strikes the imagination of those who, although ignorant of astronomy, find pleasure in contemplating the celestial vault, as one admires a fine landscape or a majestic site. Without being a botanist, the traveller knows the torrid zone by the mere sight of its vegetation ; and, without the possession of astronomical knowledge, perceives that he is not in Europe, when he sees rising in the horizon the great constellation of the Ship, or the phosphorescent clouds of Magellan, In the equinoctial regions, the earth, the sky, and all their garniture, assume an exotic character.”

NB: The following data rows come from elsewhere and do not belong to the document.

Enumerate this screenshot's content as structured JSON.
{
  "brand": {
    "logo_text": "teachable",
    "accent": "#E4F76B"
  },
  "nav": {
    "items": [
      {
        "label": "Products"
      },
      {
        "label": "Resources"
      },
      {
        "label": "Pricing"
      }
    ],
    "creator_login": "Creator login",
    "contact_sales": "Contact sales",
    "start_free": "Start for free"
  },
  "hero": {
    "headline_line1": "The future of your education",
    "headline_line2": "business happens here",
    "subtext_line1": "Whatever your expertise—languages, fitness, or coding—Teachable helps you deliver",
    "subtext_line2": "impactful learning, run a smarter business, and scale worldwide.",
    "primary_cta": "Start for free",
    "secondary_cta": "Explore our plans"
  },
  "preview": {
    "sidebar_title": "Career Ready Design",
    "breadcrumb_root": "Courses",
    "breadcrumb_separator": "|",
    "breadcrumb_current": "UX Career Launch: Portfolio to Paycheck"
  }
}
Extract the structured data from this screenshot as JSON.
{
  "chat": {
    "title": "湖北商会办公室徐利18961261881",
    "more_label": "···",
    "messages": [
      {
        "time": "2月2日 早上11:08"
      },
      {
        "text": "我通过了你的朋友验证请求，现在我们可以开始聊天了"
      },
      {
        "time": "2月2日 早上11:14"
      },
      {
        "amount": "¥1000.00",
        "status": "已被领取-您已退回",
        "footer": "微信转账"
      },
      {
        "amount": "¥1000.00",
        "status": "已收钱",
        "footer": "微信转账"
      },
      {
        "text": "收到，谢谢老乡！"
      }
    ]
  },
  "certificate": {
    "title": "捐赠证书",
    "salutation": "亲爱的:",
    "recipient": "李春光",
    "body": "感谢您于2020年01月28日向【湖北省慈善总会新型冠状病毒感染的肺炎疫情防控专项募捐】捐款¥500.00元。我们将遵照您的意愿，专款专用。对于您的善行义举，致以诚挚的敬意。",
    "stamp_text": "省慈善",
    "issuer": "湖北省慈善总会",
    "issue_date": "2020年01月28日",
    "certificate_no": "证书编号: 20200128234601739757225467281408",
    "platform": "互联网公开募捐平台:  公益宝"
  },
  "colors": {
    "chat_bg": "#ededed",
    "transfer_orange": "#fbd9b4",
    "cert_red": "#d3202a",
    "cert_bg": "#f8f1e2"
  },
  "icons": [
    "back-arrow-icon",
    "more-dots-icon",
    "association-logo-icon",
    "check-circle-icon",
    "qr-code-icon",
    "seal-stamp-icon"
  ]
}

It was a lovely morning that revealed to me the beauties of Porto Santo, the first land which we had seen since bidding adieu to dear happy old England. The pangs of separation had in a great measure passed away, and I now began to look more soberly upon my present lot—trusting alone to the goodness of Him who could cast it in pleasant places. I went on deck at 6 A. M., and ascertained from our second mate, who had charge of the watch, that we were only eight miles from the shore. I cannot conceive a more lovely picture than this singular island presented as the rising sun illumined the peaks of its lofty mountains, and dispelled the mists that still floated in fleecy clouds over its tranquil vallies. There are several small islands scattered about Porto Santo, and they all appear to be the work of some volcanic eruption. Porto Santo is, I believe, the smallest inhabited island of the Madeira group. It produces little corn, but its vallies feed numbers of oxen, and wild hogs are found